"Oceans" is a song by American rock musician D. S. Bradford. The song was recorded in 2012 and released as a single in conjunction with an original hand drawn art piece on July 1, 2014. According to an interview in Vents Magazine, "Oceans" was Bradford's "testament to a fresh start, a new outlook on life." The song was produced and recorded entirely by Bradford. It was also reported during the interview that "Oceans" is the lead single from Bradford's upcoming debut EP, due for release in 2015.
"Oceans (Where Feet May Fail)" was released on 10 September 2013 as Hillsong United's second single from their album, Zion. In the United States, the song spent 48 weeks at No. 1 on the Billboard Hot Christian Songs chart, starting in December 2013, and was the top song of 2014 on the chart. An EP, Oceans, includes the album, radio, Red Rocks live, and remix versions of this song. Taya Smith performs the lead vocals. On 30 September 2014, a Spanish version of the song, also sung by Smith, was released to digital retailers. The album edit of the song appeared on the compilations, WOW Worship Lime and WOW Hits 2015.
Usage examples of "oceans".
Those boats she could see now, those fisherwomen out on their feluccas beyond the white bands of breaking waves, their whole lives were dictated by these uncertainties, and the habits of the shoals of whiteback that came and went on the oceans, and which could also only be guessed at in this same approximate way.
Sunrays glinted by day from the young oceans, dazzling the eyes on Earth.
And continents, and winds, and oceans deep, All shapes might throng to share, that fly, or walk or creep,-- 56.
Bright as that wandering Eden Lucifer, Washed by the soft blue Oceans of young air.
Great form is in a watery eclipse Obliterated from the Oceans page, And round its wreck the huge sea-monsters sit, A horrid conclave, and the whistling wave Is heaped over its carcase, like a grave.
Earth continued to be pelted relentlessly by comets, meteorites, and other galactic debris, which brought water to fill the oceans and the components necessary for the successful formation of life.
Among much else, he suggested the method that led directly to the invention of refrigeration, devised the scale of absolute temperature that still bears his name, invented the boosting devices that allowed telegrams to be sent across oceans, and made innumerable improvements to shipping and navigation, from the invention of a popular marine compass to the creation of the first depth sounder.
Animal fossils repeatedly turned up on opposite sides of oceans that were clearly too wide to swim.
Nearly all geology texts tell you that continental crust is three to six miles thick under the oceans, about twenty-five miles thick under the continents, and forty to sixty miles thick under big mountain chains, but there are many puzzling variabilities within these generalizations.

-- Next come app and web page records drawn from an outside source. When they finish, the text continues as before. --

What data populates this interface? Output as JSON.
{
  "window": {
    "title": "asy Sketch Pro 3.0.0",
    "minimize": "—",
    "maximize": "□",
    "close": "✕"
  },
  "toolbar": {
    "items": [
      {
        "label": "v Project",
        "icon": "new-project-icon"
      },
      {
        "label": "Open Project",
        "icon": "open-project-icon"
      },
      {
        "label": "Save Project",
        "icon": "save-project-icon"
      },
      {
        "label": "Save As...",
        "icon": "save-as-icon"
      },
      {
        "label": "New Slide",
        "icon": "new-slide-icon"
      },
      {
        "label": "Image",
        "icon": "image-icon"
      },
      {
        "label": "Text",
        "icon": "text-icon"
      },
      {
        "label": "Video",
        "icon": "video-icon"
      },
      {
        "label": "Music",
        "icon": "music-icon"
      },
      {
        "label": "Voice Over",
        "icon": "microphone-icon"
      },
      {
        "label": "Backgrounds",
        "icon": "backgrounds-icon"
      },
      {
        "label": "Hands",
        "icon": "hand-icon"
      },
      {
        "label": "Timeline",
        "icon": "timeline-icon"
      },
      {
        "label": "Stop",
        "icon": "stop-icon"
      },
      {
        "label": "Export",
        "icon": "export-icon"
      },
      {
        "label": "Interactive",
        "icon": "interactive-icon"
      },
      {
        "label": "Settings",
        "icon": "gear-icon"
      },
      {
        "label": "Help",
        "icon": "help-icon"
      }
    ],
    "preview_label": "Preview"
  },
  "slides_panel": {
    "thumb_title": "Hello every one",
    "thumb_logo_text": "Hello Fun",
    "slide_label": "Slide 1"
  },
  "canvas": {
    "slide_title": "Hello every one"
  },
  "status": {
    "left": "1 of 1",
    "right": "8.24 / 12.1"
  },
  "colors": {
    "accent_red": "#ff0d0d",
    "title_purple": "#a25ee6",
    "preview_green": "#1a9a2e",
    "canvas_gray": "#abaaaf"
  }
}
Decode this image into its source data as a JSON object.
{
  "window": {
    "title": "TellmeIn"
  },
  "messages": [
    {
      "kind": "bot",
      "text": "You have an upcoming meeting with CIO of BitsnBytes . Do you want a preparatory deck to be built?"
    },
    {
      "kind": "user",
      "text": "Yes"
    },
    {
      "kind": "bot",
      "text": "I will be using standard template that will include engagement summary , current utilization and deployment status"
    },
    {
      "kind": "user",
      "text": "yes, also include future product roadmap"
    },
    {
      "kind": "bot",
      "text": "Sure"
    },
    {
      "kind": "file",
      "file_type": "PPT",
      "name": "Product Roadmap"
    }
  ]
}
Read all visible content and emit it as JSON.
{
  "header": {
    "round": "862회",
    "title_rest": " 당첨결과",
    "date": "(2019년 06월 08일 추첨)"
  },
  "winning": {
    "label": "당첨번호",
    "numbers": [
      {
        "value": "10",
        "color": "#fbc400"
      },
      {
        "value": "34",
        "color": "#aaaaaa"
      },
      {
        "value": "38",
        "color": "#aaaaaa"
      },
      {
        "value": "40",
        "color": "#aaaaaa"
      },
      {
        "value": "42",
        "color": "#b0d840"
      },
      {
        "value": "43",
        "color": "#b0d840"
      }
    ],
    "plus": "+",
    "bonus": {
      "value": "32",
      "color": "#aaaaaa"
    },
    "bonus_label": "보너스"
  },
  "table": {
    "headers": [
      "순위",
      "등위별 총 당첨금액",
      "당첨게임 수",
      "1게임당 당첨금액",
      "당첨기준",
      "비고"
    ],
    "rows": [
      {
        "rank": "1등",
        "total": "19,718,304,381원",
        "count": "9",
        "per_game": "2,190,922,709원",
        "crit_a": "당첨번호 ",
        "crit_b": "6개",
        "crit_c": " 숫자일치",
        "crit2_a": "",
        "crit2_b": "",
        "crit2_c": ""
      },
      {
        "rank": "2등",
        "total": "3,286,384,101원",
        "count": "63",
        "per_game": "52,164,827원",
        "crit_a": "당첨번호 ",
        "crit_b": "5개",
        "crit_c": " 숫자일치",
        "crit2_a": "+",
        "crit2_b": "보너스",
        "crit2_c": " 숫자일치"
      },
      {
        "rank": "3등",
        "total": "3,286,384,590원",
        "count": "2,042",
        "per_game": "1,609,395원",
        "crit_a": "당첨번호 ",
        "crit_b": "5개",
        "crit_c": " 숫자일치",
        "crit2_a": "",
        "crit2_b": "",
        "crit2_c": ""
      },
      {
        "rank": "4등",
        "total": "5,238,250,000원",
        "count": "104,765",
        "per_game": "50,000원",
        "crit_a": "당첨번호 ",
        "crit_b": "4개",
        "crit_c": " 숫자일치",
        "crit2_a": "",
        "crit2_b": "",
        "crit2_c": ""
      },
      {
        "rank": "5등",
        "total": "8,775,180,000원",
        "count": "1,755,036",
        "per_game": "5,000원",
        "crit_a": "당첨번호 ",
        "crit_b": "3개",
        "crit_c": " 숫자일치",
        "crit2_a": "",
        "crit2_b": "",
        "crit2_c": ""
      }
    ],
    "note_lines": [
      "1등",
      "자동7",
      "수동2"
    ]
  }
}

Most oceans are of course much shallower, but even at the average ocean depth of two and a half miles the pressure is equivalent to being squashed beneath a stack of fourteen loaded cement trucks.
Indeed, meteorologists increasingly treat oceans and atmosphere as a single system, which is why we must give them a little of our attention here.
If it lacked this splendid waywardness, ice would sink, and lakes and oceans would freeze from the bottom up.
But if all the water in the atmosphere fell as rain, evenly everywhere, the oceans would deepen by only an inch.
Tides, winds, the Coriolis force, and other effects alter water levels considerably from one ocean to another and within oceans as well.
Until well into the nineteenth century most of what was known about the oceans was based on what washed ashore or came up in fishing nets, and nearly all that was written was based more on anecdote and supposition than on physical evidence.